==== Data provided ====
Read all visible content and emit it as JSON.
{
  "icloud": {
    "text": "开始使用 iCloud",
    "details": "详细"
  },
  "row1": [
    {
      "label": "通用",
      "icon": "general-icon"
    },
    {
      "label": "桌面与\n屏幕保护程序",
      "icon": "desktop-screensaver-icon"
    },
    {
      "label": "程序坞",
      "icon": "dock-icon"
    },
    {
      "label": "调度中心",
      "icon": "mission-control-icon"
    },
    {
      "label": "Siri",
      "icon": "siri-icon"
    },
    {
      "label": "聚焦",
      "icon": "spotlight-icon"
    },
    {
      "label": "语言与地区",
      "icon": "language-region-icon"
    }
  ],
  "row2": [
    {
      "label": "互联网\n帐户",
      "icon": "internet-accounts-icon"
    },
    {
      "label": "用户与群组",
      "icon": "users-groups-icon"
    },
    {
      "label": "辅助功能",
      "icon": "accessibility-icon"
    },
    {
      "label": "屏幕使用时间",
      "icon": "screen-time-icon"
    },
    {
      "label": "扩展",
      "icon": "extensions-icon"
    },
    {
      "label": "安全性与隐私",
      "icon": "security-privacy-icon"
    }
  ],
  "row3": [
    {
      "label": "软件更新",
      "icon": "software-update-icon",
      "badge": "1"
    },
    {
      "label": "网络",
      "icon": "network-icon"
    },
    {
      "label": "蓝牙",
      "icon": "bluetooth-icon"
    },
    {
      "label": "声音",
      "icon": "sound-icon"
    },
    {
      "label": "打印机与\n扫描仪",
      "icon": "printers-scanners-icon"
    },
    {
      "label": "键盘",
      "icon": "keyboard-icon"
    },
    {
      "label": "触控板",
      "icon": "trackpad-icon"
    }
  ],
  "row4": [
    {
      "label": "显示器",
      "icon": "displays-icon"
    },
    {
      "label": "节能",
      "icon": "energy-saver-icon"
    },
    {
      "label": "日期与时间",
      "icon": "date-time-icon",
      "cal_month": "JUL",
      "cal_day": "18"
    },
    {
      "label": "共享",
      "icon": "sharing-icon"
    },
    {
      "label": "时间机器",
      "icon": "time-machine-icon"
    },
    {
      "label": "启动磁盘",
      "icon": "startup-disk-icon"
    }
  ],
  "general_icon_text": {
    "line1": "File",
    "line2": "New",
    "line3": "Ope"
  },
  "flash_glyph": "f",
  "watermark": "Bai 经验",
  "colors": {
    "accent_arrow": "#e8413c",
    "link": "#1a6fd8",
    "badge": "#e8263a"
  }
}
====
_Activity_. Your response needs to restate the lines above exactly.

_Answer to this exercise_.
Read all visible content and emit it as JSON.
{
  "icloud": {
    "text": "开始使用 iCloud",
    "details": "详细"
  },
  "row1": [
    {
      "label": "通用",
      "icon": "general-icon"
    },
    {
      "label": "桌面与\n屏幕保护程序",
      "icon": "desktop-screensaver-icon"
    },
    {
      "label": "程序坞",
      "icon": "dock-icon"
    },
    {
      "label": "调度中心",
      "icon": "mission-control-icon"
    },
    {
      "label": "Siri",
      "icon": "siri-icon"
    },
    {
      "label": "聚焦",
      "icon": "spotlight-icon"
    },
    {
      "label": "语言与地区",
      "icon": "language-region-icon"
    }
  ],
  "row2": [
    {
      "label": "互联网\n帐户",
      "icon": "internet-accounts-icon"
    },
    {
      "label": "用户与群组",
      "icon": "users-groups-icon"
    },
    {
      "label": "辅助功能",
      "icon": "accessibility-icon"
    },
    {
      "label": "屏幕使用时间",
      "icon": "screen-time-icon"
    },
    {
      "label": "扩展",
      "icon": "extensions-icon"
    },
    {
      "label": "安全性与隐私",
      "icon": "security-privacy-icon"
    }
  ],
  "row3": [
    {
      "label": "软件更新",
      "icon": "software-update-icon",
      "badge": "1"
    },
    {
      "label": "网络",
      "icon": "network-icon"
    },
    {
      "label": "蓝牙",
      "icon": "bluetooth-icon"
    },
    {
      "label": "声音",
      "icon": "sound-icon"
    },
    {
      "label": "打印机与\n扫描仪",
      "icon": "printers-scanners-icon"
    },
    {
      "label": "键盘",
      "icon": "keyboard-icon"
    },
    {
      "label": "触控板",
      "icon": "trackpad-icon"
    }
  ],
  "row4": [
    {
      "label": "显示器",
      "icon": "displays-icon"
    },
    {
      "label": "节能",
      "icon": "energy-saver-icon"
    },
    {
      "label": "日期与时间",
      "icon": "date-time-icon",
      "cal_month": "JUL",
      "cal_day": "18"
    },
    {
      "label": "共享",
      "icon": "sharing-icon"
    },
    {
      "label": "时间机器",
      "icon": "time-machine-icon"
    },
    {
      "label": "启动磁盘",
      "icon": "startup-disk-icon"
    }
  ],
  "general_icon_text": {
    "line1": "File",
    "line2": "New",
    "line3": "Ope"
  },
  "flash_glyph": "f",
  "watermark": "Bai 经验",
  "colors": {
    "accent_arrow": "#e8413c",
    "link": "#1a6fd8",
    "badge": "#e8263a"
  }
}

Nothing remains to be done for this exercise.